→ TASK BRIEF:
Search each line below for the word "iama" and list those that contain it.

(RECORDS FOR THIS TASK begins)

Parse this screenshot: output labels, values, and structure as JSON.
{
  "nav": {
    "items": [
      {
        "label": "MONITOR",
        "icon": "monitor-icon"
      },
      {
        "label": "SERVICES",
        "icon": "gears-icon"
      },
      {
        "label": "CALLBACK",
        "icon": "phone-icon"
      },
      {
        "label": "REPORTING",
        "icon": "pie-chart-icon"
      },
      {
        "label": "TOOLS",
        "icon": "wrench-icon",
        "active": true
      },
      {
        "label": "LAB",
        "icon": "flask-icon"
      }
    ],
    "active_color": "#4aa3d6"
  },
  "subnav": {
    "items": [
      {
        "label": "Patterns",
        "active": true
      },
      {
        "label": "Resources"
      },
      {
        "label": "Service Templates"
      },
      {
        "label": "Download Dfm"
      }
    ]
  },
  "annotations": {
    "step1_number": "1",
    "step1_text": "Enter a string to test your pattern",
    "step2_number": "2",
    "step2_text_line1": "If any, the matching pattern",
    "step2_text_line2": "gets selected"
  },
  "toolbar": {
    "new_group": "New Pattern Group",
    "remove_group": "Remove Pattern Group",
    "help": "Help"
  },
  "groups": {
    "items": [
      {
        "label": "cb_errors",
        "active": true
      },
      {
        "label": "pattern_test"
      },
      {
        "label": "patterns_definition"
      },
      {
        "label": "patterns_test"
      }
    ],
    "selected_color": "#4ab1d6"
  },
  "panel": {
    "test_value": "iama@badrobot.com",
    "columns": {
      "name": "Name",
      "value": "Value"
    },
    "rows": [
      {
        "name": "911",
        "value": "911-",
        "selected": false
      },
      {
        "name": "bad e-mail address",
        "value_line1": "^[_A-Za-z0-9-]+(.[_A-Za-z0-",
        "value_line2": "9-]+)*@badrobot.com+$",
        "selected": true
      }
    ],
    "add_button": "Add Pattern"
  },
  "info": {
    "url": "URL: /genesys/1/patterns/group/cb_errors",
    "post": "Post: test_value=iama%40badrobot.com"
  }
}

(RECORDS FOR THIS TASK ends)

→ FINISHED EXERCISE:
    "test_value": "iama@badrobot.com",
    "post": "Post: test_value=iama%40badrobot.com"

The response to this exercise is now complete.